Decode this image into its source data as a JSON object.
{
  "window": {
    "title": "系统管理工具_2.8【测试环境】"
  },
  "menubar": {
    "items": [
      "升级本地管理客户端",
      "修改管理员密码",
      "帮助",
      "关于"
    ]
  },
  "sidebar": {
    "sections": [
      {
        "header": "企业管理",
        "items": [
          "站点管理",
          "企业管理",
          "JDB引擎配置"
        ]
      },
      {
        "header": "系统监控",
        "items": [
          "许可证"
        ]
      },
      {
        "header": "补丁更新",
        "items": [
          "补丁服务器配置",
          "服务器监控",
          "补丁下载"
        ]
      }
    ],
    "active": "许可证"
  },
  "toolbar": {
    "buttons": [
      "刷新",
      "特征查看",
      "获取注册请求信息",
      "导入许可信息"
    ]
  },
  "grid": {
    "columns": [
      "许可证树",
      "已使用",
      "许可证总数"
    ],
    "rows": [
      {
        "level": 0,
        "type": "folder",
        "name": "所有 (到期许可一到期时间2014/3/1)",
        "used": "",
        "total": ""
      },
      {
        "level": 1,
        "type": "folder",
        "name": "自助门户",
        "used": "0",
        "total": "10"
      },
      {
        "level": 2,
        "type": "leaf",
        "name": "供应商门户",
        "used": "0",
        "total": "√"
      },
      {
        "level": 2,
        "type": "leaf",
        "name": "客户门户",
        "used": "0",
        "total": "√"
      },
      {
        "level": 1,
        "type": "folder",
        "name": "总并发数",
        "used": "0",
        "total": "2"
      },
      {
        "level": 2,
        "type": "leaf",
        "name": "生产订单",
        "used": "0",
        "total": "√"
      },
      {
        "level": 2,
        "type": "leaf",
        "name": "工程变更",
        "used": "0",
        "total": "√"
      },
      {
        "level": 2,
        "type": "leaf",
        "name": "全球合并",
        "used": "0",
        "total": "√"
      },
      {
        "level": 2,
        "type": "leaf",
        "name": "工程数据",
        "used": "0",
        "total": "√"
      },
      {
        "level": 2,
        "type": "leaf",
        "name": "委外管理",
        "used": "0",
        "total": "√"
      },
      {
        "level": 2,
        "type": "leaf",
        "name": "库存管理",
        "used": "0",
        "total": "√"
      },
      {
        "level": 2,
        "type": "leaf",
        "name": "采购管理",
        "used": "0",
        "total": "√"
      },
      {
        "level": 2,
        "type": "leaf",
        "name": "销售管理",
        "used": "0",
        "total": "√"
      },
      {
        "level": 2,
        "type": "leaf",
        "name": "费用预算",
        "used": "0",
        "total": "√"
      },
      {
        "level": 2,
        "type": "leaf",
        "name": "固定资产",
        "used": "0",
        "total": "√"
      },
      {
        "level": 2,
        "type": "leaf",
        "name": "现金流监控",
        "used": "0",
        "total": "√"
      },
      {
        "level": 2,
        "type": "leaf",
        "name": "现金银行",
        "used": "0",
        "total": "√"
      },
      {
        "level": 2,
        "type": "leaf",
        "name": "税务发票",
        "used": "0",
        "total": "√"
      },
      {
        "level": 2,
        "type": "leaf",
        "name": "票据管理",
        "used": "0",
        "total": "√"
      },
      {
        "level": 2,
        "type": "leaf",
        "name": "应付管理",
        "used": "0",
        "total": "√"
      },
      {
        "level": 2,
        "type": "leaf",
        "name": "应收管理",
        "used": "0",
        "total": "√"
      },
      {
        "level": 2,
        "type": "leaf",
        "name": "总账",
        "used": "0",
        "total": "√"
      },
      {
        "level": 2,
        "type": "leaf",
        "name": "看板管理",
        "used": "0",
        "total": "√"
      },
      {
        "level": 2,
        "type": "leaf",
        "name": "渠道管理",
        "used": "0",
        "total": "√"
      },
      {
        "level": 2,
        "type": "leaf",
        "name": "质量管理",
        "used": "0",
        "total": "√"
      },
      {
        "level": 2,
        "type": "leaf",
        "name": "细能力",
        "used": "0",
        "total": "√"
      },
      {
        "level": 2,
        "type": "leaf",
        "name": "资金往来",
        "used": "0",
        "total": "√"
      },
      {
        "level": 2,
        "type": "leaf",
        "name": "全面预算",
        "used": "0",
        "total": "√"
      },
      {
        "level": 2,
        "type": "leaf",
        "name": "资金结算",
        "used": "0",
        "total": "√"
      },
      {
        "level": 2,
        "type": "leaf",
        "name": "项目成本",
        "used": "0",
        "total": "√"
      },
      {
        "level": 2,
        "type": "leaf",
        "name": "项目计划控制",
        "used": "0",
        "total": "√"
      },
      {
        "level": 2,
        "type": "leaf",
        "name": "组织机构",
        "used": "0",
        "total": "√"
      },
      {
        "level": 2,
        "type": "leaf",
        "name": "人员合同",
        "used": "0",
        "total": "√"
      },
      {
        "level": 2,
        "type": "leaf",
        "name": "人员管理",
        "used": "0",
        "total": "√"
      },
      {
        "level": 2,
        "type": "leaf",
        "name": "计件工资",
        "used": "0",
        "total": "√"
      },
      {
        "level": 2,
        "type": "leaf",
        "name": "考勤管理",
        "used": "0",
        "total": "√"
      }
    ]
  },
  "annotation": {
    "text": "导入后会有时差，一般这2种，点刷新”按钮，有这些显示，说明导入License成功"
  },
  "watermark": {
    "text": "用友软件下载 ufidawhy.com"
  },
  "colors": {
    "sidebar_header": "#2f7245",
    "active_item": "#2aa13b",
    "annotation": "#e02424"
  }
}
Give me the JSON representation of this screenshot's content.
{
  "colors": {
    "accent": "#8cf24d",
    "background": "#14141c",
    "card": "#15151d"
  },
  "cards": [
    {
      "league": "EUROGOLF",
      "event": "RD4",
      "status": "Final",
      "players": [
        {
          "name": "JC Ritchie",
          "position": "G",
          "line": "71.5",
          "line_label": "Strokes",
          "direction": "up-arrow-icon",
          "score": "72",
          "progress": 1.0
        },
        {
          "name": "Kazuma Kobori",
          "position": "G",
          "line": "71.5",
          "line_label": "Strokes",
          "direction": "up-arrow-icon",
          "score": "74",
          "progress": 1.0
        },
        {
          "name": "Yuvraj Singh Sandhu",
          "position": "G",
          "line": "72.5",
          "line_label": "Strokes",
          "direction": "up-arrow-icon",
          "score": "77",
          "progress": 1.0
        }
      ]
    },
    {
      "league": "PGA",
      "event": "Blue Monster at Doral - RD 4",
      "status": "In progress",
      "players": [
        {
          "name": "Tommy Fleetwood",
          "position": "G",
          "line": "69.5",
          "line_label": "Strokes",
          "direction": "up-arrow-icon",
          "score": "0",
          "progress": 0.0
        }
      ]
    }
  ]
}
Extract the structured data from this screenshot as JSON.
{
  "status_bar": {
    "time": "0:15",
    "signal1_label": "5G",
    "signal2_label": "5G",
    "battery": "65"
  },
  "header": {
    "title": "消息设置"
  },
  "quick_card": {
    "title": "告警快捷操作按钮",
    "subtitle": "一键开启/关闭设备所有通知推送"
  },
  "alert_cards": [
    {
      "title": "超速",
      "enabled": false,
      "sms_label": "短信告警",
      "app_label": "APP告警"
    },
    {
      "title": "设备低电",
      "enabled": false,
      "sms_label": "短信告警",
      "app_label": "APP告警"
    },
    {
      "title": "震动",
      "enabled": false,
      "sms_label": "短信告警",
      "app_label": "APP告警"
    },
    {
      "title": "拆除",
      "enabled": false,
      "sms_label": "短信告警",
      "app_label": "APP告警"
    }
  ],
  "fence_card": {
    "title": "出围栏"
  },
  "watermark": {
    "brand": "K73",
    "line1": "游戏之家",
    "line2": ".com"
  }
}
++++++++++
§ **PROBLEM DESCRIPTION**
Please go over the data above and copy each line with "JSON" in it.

§ **FINAL ANSWER**
Decode this image into its source data as a JSON object.
Give me the JSON representation of this screenshot's content.
Extract the structured data from this screenshot as JSON.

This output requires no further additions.